As LFS students hoping to increase food assets in the Mount Pleasant community, we aim to assess the state of the Legion’s food system and understand what the needs of its stakeholders are. Through site visits and interviews, questions concerning kitchen capacity, kitchen use, and the existence of on-site food services will be addressed. This research falls in line with the city of Vancouver’s goal to improve people’s access to healthy, adequate, and culturally appropriate food. Unfortunately, certain demographics experience disproportionately higher food insecurity compared to others, and therefore cannot access the food they require. This is why we will critically analyze existing infrastructure and community stakeholder needs with a food justice perspective, with the goal of making the food assets currently found at the Legion more accessible to the community.
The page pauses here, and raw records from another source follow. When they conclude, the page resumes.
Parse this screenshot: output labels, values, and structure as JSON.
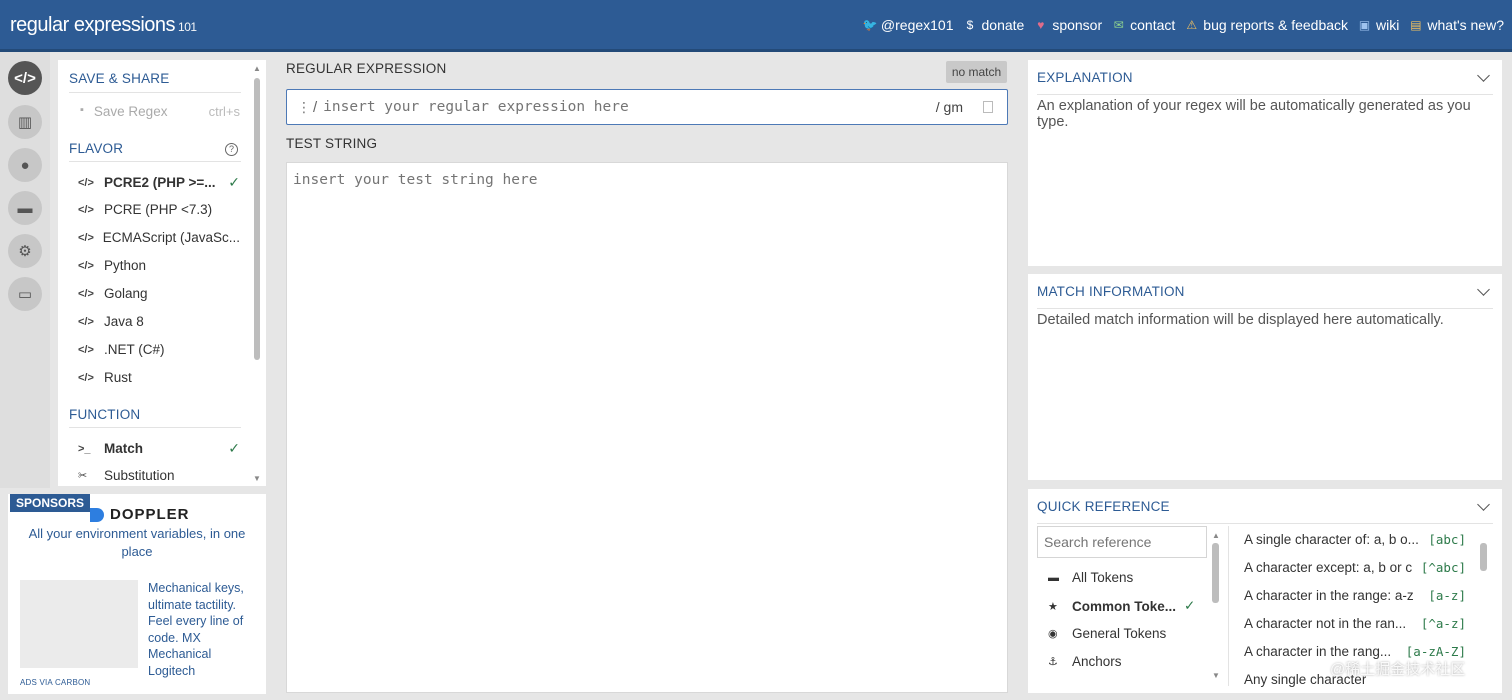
{
  "header": {
    "logo": "regular expressions",
    "logo_sub": "101",
    "nav": [
      {
        "icon": "twitter-icon",
        "glyph": "🐦",
        "label": "@regex101"
      },
      {
        "icon": "dollar-icon",
        "glyph": "$",
        "label": "donate"
      },
      {
        "icon": "heart-icon",
        "glyph": "♥",
        "label": "sponsor"
      },
      {
        "icon": "mail-icon",
        "glyph": "✉",
        "label": "contact"
      },
      {
        "icon": "warning-icon",
        "glyph": "⚠",
        "label": "bug reports & feedback"
      },
      {
        "icon": "wiki-icon",
        "glyph": "▣",
        "label": "wiki"
      },
      {
        "icon": "news-icon",
        "glyph": "▤",
        "label": "what's new?"
      }
    ]
  },
  "sidebar": {
    "save_title": "SAVE & SHARE",
    "save_label": "Save Regex",
    "save_shortcut": "ctrl+s",
    "flavor_title": "FLAVOR",
    "flavors": [
      {
        "label": "PCRE2 (PHP >=...",
        "selected": true
      },
      {
        "label": "PCRE (PHP <7.3)",
        "selected": false
      },
      {
        "label": "ECMAScript (JavaSc...",
        "selected": false
      },
      {
        "label": "Python",
        "selected": false
      },
      {
        "label": "Golang",
        "selected": false
      },
      {
        "label": "Java 8",
        "selected": false
      },
      {
        "label": ".NET (C#)",
        "selected": false
      },
      {
        "label": "Rust",
        "selected": false
      }
    ],
    "function_title": "FUNCTION",
    "functions": [
      {
        "label": "Match",
        "icon": ">_",
        "selected": true
      },
      {
        "label": "Substitution",
        "icon": "✂",
        "selected": false
      }
    ]
  },
  "sponsor": {
    "tag": "SPONSORS",
    "brand": "DOPPLER",
    "tagline": "All your environment variables, in one place",
    "ad_text": "Mechanical keys, ultimate tactility. Feel every line of code. MX Mechanical Logitech",
    "ad_via": "ADS VIA CARBON"
  },
  "editor": {
    "regex_title": "REGULAR EXPRESSION",
    "match_status": "no match",
    "regex_delim": "/",
    "regex_placeholder": "insert your regular expression here",
    "regex_flags": "/ gm",
    "test_title": "TEST STRING",
    "test_placeholder": "insert your test string here"
  },
  "explanation": {
    "title": "EXPLANATION",
    "text": "An explanation of your regex will be automatically generated as you type."
  },
  "match_info": {
    "title": "MATCH INFORMATION",
    "text": "Detailed match information will be displayed here automatically."
  },
  "quick_ref": {
    "title": "QUICK REFERENCE",
    "search_placeholder": "Search reference",
    "categories": [
      {
        "label": "All Tokens",
        "glyph": "▬"
      },
      {
        "label": "Common Toke...",
        "glyph": "★",
        "selected": true
      },
      {
        "label": "General Tokens",
        "glyph": "◉"
      },
      {
        "label": "Anchors",
        "glyph": "⚓"
      }
    ],
    "items": [
      {
        "desc": "A single character of: a, b o...",
        "token": "[abc]"
      },
      {
        "desc": "A character except: a, b or c",
        "token": "[^abc]"
      },
      {
        "desc": "A character in the range: a-z",
        "token": "[a-z]"
      },
      {
        "desc": "A character not in the ran...",
        "token": "[^a-z]"
      },
      {
        "desc": "A character in the rang...",
        "token": "[a-zA-Z]"
      },
      {
        "desc": "Any single character",
        "token": ""
      }
    ]
  },
  "watermark": "@稀土掘金技术社区"
}
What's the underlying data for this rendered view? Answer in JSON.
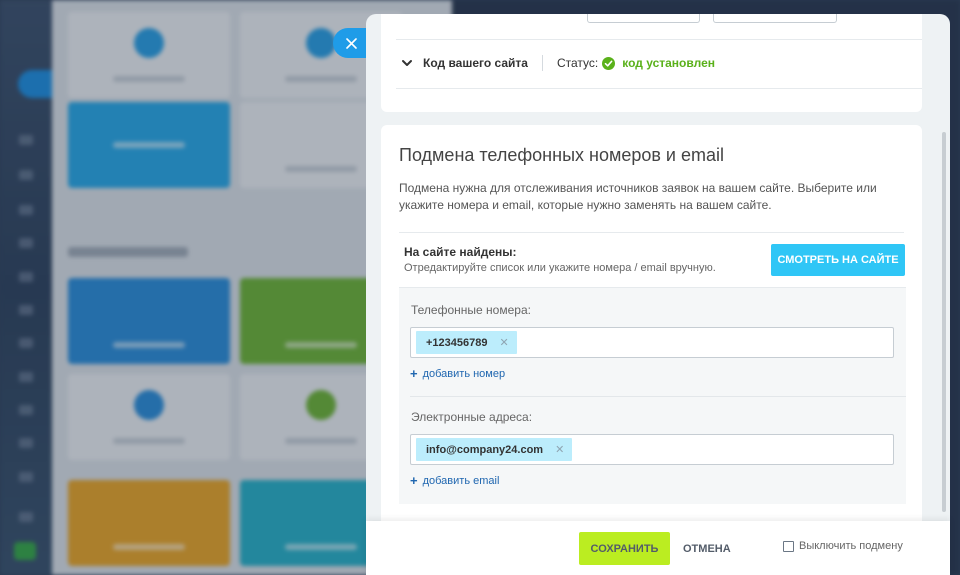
{
  "code_section": {
    "label": "Код вашего сайта",
    "status_label": "Статус:",
    "status_value": "код установлен"
  },
  "substitution": {
    "title": "Подмена телефонных номеров и email",
    "description": "Подмена нужна для отслеживания источников заявок на вашем сайте. Выберите или укажите номера и email, которые нужно заменять на вашем сайте.",
    "found_title": "На сайте найдены:",
    "found_subtitle": "Отредактируйте список или укажите номера / email вручную.",
    "view_button": "СМОТРЕТЬ НА САЙТЕ",
    "phones": {
      "label": "Телефонные номера:",
      "tags": [
        "+123456789"
      ],
      "add_label": "добавить номер"
    },
    "emails": {
      "label": "Электронные адреса:",
      "tags": [
        "info@company24.com"
      ],
      "add_label": "добавить email"
    }
  },
  "footer": {
    "save": "СОХРАНИТЬ",
    "cancel": "ОТМЕНА",
    "disable_label": "Выключить подмену",
    "disable_checked": false
  },
  "colors": {
    "accent_blue": "#2fc6f6",
    "save_green": "#bbed21",
    "status_green": "#5ab11a",
    "tag_bg": "#bcedfc",
    "link_blue": "#2067b0"
  },
  "icons": {
    "close": "close-icon",
    "chevron": "chevron-down-icon",
    "status": "check-circle-icon",
    "tag_remove": "remove-tag-icon",
    "add": "plus-icon"
  }
}
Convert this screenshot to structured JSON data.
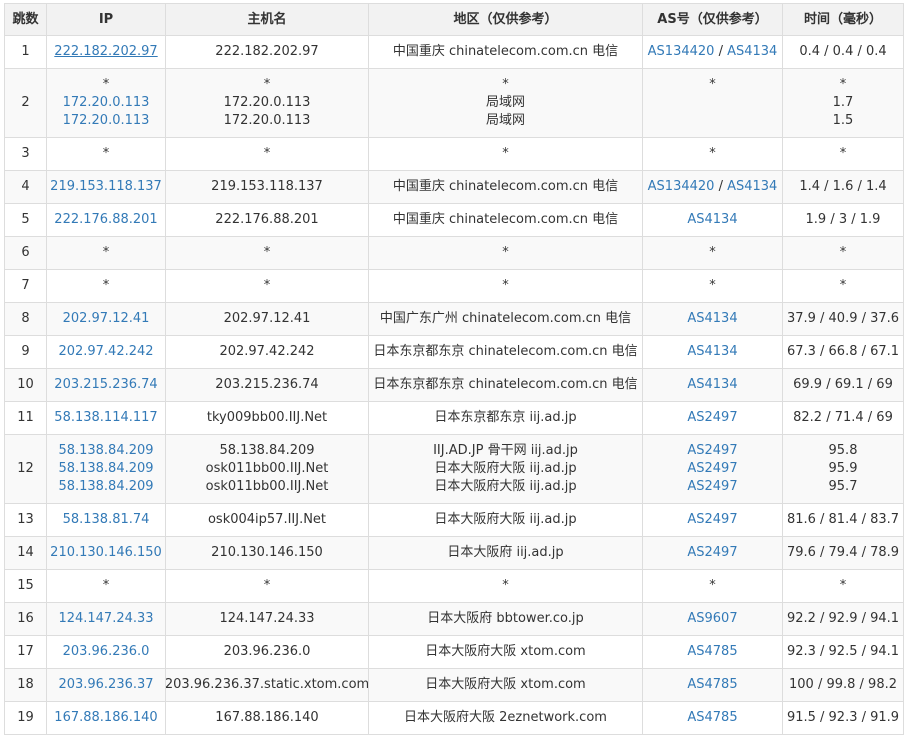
{
  "headers": {
    "hop": "跳数",
    "ip": "IP",
    "host": "主机名",
    "region": "地区（仅供参考）",
    "as": "AS号（仅供参考）",
    "time": "时间（毫秒）"
  },
  "rows": [
    {
      "hop": "1",
      "ip": [
        "222.182.202.97"
      ],
      "host": [
        "222.182.202.97"
      ],
      "region": [
        "中国重庆 chinatelecom.com.cn 电信"
      ],
      "as": [
        [
          "AS134420",
          "AS4134"
        ]
      ],
      "time": [
        "0.4 / 0.4 / 0.4"
      ]
    },
    {
      "hop": "2",
      "ip": [
        "*",
        "172.20.0.113",
        "172.20.0.113"
      ],
      "host": [
        "*",
        "172.20.0.113",
        "172.20.0.113"
      ],
      "region": [
        "*",
        "局域网",
        "局域网"
      ],
      "as": [
        [
          "*"
        ],
        [],
        []
      ],
      "time": [
        "*",
        "1.7",
        "1.5"
      ]
    },
    {
      "hop": "3",
      "ip": [
        "*"
      ],
      "host": [
        "*"
      ],
      "region": [
        "*"
      ],
      "as": [
        [
          "*"
        ]
      ],
      "time": [
        "*"
      ]
    },
    {
      "hop": "4",
      "ip": [
        "219.153.118.137"
      ],
      "host": [
        "219.153.118.137"
      ],
      "region": [
        "中国重庆 chinatelecom.com.cn 电信"
      ],
      "as": [
        [
          "AS134420",
          "AS4134"
        ]
      ],
      "time": [
        "1.4 / 1.6 / 1.4"
      ]
    },
    {
      "hop": "5",
      "ip": [
        "222.176.88.201"
      ],
      "host": [
        "222.176.88.201"
      ],
      "region": [
        "中国重庆 chinatelecom.com.cn 电信"
      ],
      "as": [
        [
          "AS4134"
        ]
      ],
      "time": [
        "1.9 / 3 / 1.9"
      ]
    },
    {
      "hop": "6",
      "ip": [
        "*"
      ],
      "host": [
        "*"
      ],
      "region": [
        "*"
      ],
      "as": [
        [
          "*"
        ]
      ],
      "time": [
        "*"
      ]
    },
    {
      "hop": "7",
      "ip": [
        "*"
      ],
      "host": [
        "*"
      ],
      "region": [
        "*"
      ],
      "as": [
        [
          "*"
        ]
      ],
      "time": [
        "*"
      ]
    },
    {
      "hop": "8",
      "ip": [
        "202.97.12.41"
      ],
      "host": [
        "202.97.12.41"
      ],
      "region": [
        "中国广东广州 chinatelecom.com.cn 电信"
      ],
      "as": [
        [
          "AS4134"
        ]
      ],
      "time": [
        "37.9 / 40.9 / 37.6"
      ]
    },
    {
      "hop": "9",
      "ip": [
        "202.97.42.242"
      ],
      "host": [
        "202.97.42.242"
      ],
      "region": [
        "日本东京都东京 chinatelecom.com.cn 电信"
      ],
      "as": [
        [
          "AS4134"
        ]
      ],
      "time": [
        "67.3 / 66.8 / 67.1"
      ]
    },
    {
      "hop": "10",
      "ip": [
        "203.215.236.74"
      ],
      "host": [
        "203.215.236.74"
      ],
      "region": [
        "日本东京都东京 chinatelecom.com.cn 电信"
      ],
      "as": [
        [
          "AS4134"
        ]
      ],
      "time": [
        "69.9 / 69.1 / 69"
      ]
    },
    {
      "hop": "11",
      "ip": [
        "58.138.114.117"
      ],
      "host": [
        "tky009bb00.IIJ.Net"
      ],
      "region": [
        "日本东京都东京 iij.ad.jp"
      ],
      "as": [
        [
          "AS2497"
        ]
      ],
      "time": [
        "82.2 / 71.4 / 69"
      ]
    },
    {
      "hop": "12",
      "ip": [
        "58.138.84.209",
        "58.138.84.209",
        "58.138.84.209"
      ],
      "host": [
        "58.138.84.209",
        "osk011bb00.IIJ.Net",
        "osk011bb00.IIJ.Net"
      ],
      "region": [
        "IIJ.AD.JP 骨干网 iij.ad.jp",
        "日本大阪府大阪 iij.ad.jp",
        "日本大阪府大阪 iij.ad.jp"
      ],
      "as": [
        [
          "AS2497"
        ],
        [
          "AS2497"
        ],
        [
          "AS2497"
        ]
      ],
      "time": [
        "95.8",
        "95.9",
        "95.7"
      ]
    },
    {
      "hop": "13",
      "ip": [
        "58.138.81.74"
      ],
      "host": [
        "osk004ip57.IIJ.Net"
      ],
      "region": [
        "日本大阪府大阪 iij.ad.jp"
      ],
      "as": [
        [
          "AS2497"
        ]
      ],
      "time": [
        "81.6 / 81.4 / 83.7"
      ]
    },
    {
      "hop": "14",
      "ip": [
        "210.130.146.150"
      ],
      "host": [
        "210.130.146.150"
      ],
      "region": [
        "日本大阪府 iij.ad.jp"
      ],
      "as": [
        [
          "AS2497"
        ]
      ],
      "time": [
        "79.6 / 79.4 / 78.9"
      ]
    },
    {
      "hop": "15",
      "ip": [
        "*"
      ],
      "host": [
        "*"
      ],
      "region": [
        "*"
      ],
      "as": [
        [
          "*"
        ]
      ],
      "time": [
        "*"
      ]
    },
    {
      "hop": "16",
      "ip": [
        "124.147.24.33"
      ],
      "host": [
        "124.147.24.33"
      ],
      "region": [
        "日本大阪府 bbtower.co.jp"
      ],
      "as": [
        [
          "AS9607"
        ]
      ],
      "time": [
        "92.2 / 92.9 / 94.1"
      ]
    },
    {
      "hop": "17",
      "ip": [
        "203.96.236.0"
      ],
      "host": [
        "203.96.236.0"
      ],
      "region": [
        "日本大阪府大阪 xtom.com"
      ],
      "as": [
        [
          "AS4785"
        ]
      ],
      "time": [
        "92.3 / 92.5 / 94.1"
      ]
    },
    {
      "hop": "18",
      "ip": [
        "203.96.236.37"
      ],
      "host": [
        "203.96.236.37.static.xtom.com"
      ],
      "region": [
        "日本大阪府大阪 xtom.com"
      ],
      "as": [
        [
          "AS4785"
        ]
      ],
      "time": [
        "100 / 99.8 / 98.2"
      ]
    },
    {
      "hop": "19",
      "ip": [
        "167.88.186.140"
      ],
      "host": [
        "167.88.186.140"
      ],
      "region": [
        "日本大阪府大阪 2eznetwork.com"
      ],
      "as": [
        [
          "AS4785"
        ]
      ],
      "time": [
        "91.5 / 92.3 / 91.9"
      ]
    }
  ],
  "colors": {
    "link": "#337ab7",
    "header_bg": "#f2f2f2",
    "stripe_bg": "#f9f9f9",
    "border": "#dddddd",
    "text": "#333333"
  }
}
If the Legion does have an underused kitchen, we aim to identify potential uses for the facilities and to optimize and expand community services in line with the wishes of the branch.  If the Mt. Pleasant Legion does not have a kitchen for us focus on, we will shift our attention to the communal space and food assets available, and how we can promote the Legion’s current services to potentially build more community.



Building community through shared kitchen spaces

Photo credit: ironypoisoning via Visual hunt / CC BY-SA

Our first impressions of the process to date

From the course descriptions of the Legion projects, our understanding is that the project is relatively open-ended. The direction each Legion would like to proceed towards will differ by branch, depending on what assets they have available and what they feel comfortable with. Like Sirolli said in his TED talk, our group agreed that we should “shut up and listen” to the Mt. Pleasant Legion’s wishes, goals, and desires before planning how our group can best assist them in meeting their needs. We have speculations and possible initiative ideas, but they could all be worthless if our branch is uninterested in pursuing them.

Sirolli’s TED talk can also be accessed via the following link: https://www.youtube.com/watch?v=chXsLtHqfdM

Many members from our group did not know what to expect before walking into the West Point Grey Legion, but what we did see was not what we had anticipated. The old-timey pub and pool gathering space of the branch was very quaint, and we quickly grew curious to check out the Mt. Pleasant branch and experience the Legion that we would be working with!

Our visit to the West Point Grey Legion initially confused our group’s understanding of the proposal for our project, but it also helped cement the concept of using Sirolli’s theme as our guide, and opening our eyes to the needs of the community. It also further introduced us to the society’s food system, and allowed us to see through a food justice lens in order to carefully perceive and identify the existing obstacles and constraints the community’s food system presents.

Going into this project, we had very few preconceived ideas of what the entirety of the process would resemble.  We hope that by focusing on the desires of our Mt. Pleasant Legion branch we will be able to recognize the value of the community’s input and be sensitive to their needs and wishes.  As we begin to work with the Mt. Pleasant Legion, we look forward to approaching the branch with respect and openness, to build a culture of trust and collaboration so that we can assist in meeting the community’s needs based on the current foundation that they have created.

Spam prevention powered by Akismet